Allen Sánchez, president of CHI St. Joseph’s Children, a Roman Catholic nonprofit that advocates for child well-being, said a return to the fundamentals of compassion, or an enhanced emphasis on it during Holy Week, could help break down what he described as the crisis of closed-mindedness gripping the nation and state.
“When we gather at a table and share, we’re not just sharing the meal, we’re sharing each other, sharing a dialogue,” Sánchez said. “I think what’s comforting and what gives us hope is we can always re-enter the dialogue, and we can begin to listen again.”
Sánchez, who petitioned the Vatican to begin the process of canonizing Sister Blandina Segale, a 19th-century nun who spent many years in the region, said he met last week with the postulator in the proceeding, the person who represents a case for canonization in Rome. The postulator was “all upset, saying, ‘Everywhere you look in Italy, there are Muslims, Arabs, we’re a peninsula sticking out into the Mediterranean for them to land on,’ ” Sánchez recalled. “I said, ‘Well, you’re working to make a saint, but you’ve got to remember to be a saint.’ ”
The story of Christ’s crucifixion, Sánchez said, is the most powerful mystery and lesson in Catholicism, one that reminds the faithful to love the other unconditionally.
“[Christ] puts himself in our place, and instead of dealing out judgment, he deals out forgiveness,” Sánchez said. “We can do the same thing.”
The Rev. Harry Eberts of the First Presbyterian Church of Santa Fe said faith connects people not only to their neighbors but to the experience of previous generations, whose suffering can help contextualize current events like the migrant crisis. Still, Eberts said, “I think we’re all feeling a sense of anxiety one way or another about what the news will be when you wake up in the morning — the next thing that happens that you thought would never happen.”
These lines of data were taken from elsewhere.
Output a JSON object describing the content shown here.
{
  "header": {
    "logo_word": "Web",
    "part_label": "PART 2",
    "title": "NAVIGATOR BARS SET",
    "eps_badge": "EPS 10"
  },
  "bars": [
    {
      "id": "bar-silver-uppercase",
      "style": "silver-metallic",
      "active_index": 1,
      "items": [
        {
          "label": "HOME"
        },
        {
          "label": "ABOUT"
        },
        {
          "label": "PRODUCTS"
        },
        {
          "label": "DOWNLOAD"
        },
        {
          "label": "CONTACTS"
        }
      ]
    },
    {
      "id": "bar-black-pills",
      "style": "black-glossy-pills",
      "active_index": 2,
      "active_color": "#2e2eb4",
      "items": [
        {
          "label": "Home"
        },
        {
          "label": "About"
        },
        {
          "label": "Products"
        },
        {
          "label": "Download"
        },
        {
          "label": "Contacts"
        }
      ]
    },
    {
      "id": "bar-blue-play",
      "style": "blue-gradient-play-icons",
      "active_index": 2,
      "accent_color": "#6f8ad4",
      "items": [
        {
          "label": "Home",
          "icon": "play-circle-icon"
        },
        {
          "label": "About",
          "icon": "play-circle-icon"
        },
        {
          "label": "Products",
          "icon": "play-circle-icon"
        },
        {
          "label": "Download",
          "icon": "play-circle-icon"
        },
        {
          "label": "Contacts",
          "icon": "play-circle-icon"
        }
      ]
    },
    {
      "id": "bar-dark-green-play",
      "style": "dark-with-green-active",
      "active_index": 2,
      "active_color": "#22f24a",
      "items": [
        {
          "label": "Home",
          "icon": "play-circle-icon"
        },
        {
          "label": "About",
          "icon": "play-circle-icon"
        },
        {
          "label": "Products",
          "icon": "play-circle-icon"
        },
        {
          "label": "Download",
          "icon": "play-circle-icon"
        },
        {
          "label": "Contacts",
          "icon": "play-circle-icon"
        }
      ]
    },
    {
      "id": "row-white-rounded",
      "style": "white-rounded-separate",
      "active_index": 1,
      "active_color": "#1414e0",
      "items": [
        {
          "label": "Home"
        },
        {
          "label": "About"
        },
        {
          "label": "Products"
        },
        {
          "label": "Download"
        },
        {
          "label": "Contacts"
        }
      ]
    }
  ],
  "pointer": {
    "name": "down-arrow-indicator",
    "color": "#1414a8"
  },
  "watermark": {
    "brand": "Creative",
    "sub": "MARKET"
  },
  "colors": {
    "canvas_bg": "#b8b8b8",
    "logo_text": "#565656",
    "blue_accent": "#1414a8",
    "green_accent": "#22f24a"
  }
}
Eberts said he had been encouraged by different faith groups in Santa Fe coming together at recent panels. Peacemaking is not the province of any one label, he said.
“It’s not like we have all the answers,” Eberts said. “It’s more like we come together with all of our questions and look back on our ancient wisdom and ask, ‘How can we apply it today?’ It’s never a pronouncement. It’s more a conversation.”
During a tranquil early morning period of contemplative prayer at the United Church last week, the Rev. Carol Jolly, parish associate for pastoral care, read quietly about the lengthening shadows in the week’s Scripture. Jolly prayed for the strength to aid the helpless and hopeless.
Between the readings, there was quiet. Terry Terry, a retired parishioner, was the only person in attendance. She sat for long stretches of silent reflection as the sunrise peaked through the windows. A fountain rippled faintly in the back of the room.
“The details don’t matter,” Terry said afterward, in the church lobby, asked about the role of faith in a troubled world. “No matter what the details are, the power of love is most important. Love always brings new life.”
Jolly appeared and asked what Terry thought of the short service, about the readings.
“I vote for more silence,” Terry said. “The world is crazy enough. There’s enough distraction.”
Contact Tripp Stelnicki at 505-428-7626 or email@example.com.